Crime fiction is a staple of L.A. literature, which is full of crooks and hustlers, fast-talking wise guys who are tough to seduce and even tougher to deceive. Petty is persistent and reasonably smart, but he’s an entirely different kind of creature, fumbling and ordinary, and this makes him refreshingly realistic even as the plot zooms forward with big twists and the customary thriller propulsion ... Tinafey is a kind, engaging character, a decisive departure from the trope of the sexual and therefore evil femme fatale, and their romance gives this hard-boiled novel a measure of earnest sweetness ... He also reconnects with Sam, with Tinafey’s urging and support, and his precarious relationship with his daughter drives both the plot and the emotional journey of the novel. None of this hokey because Lange is an expert writer, his prose exact, his narrative tightly controlled. Even his occasional excesses — there’s some heavy coincidence with Sam’s story line — are well-managed and easily justified. Petty may be a world-weary 40-year-old con man, but his character brings a fresh point of view to the world of noir L.A. Whatever he’s selling, it’s worth buying.

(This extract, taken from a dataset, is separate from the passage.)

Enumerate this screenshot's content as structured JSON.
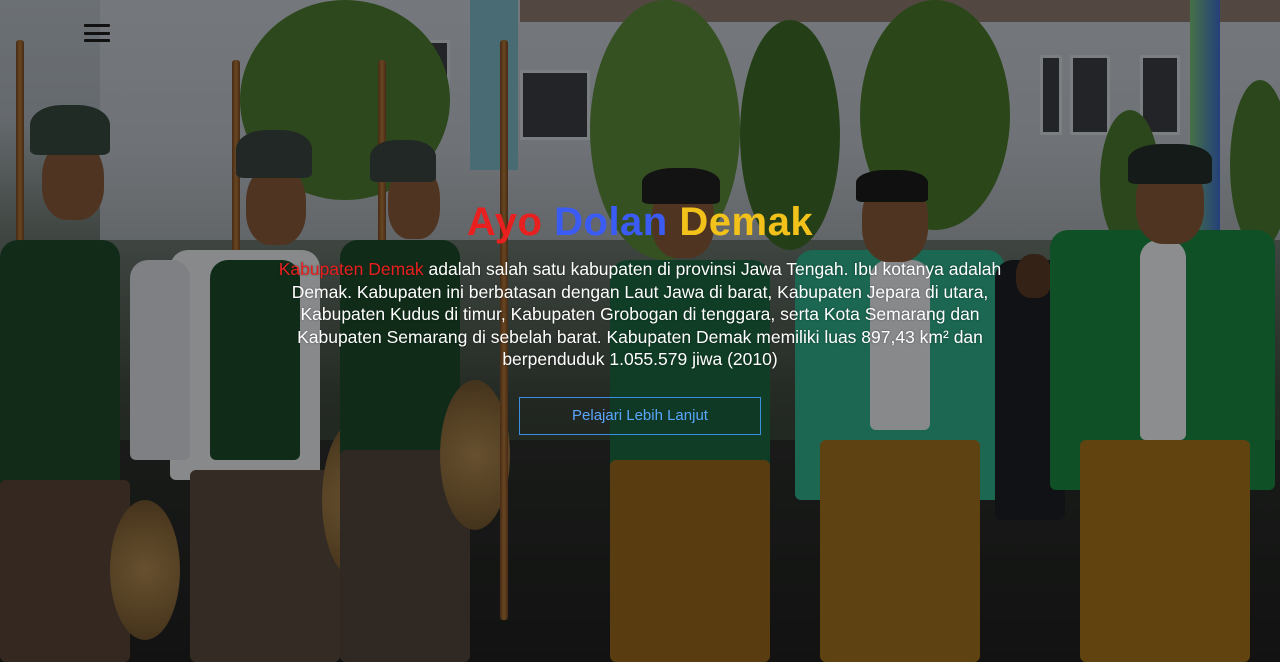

Even inanimate objects come to life in Lange’s world ... The caper plot is tidier (and more violent) than Lange’s usual free-form efforts, with a solid back story about Army buddies conniving to retrieve the cash they made from stolen goods in Afghanistan. The book is most fun, though, when it focuses on Petty’s clever ruses to separate the rubes from their life’s savings ... Lange’s bread and butter are his quick studies of colorful characters, many of whom die here in unpleasant ways. So it’s only fitting when those who are still alive at the end raise their glasses on New Year’s Eve in a toast 'to the lucky and the unlucky, the swindlers and the swindled, the living and the dead.'
With all the dexterity of Thomas Perry, Lange walks the thin line between caper novel and blood-splattered noir, leading up to a rip-roaring finale. This fine piece of tragicomic crime fiction sets up like a stand-alone, but we'd sure like to see more.
The Smack is often riveting, thanks to its surreal action scenes, and gradually the path of Petty’s progress becomes ever twistier and more lethal. 'He felt a little noble,' Mr. Lange writes early on; 'he felt a little doomed.' Time will tell.
As he did in the gritty Angel Baby (2013), Lange brings a fresh dimension to noir by making parenthood a central theme. Petty's romance with Tinafey, who becomes his reluctant accomplice, can get a bit squishy. Like his protagonist, Lange 'ha[s] a soft spot for hookers.' But he is such a breezy, stylish writer that even scenes that in other hands would be filler, like those in which Petty indulges Tinafey's shopping and sightseeing desires, have something to reveal. In this breezy page-turner, Lange shows off his uncommon ability to combine toughness and tenderness.
...[a] gritty, poignant crime novel ... Lange is a master at writing about characters on the margins of society and humanizing outcasts and misfits, and he manages to capture the surreal culture of Los Angeles in all its contradictory glory.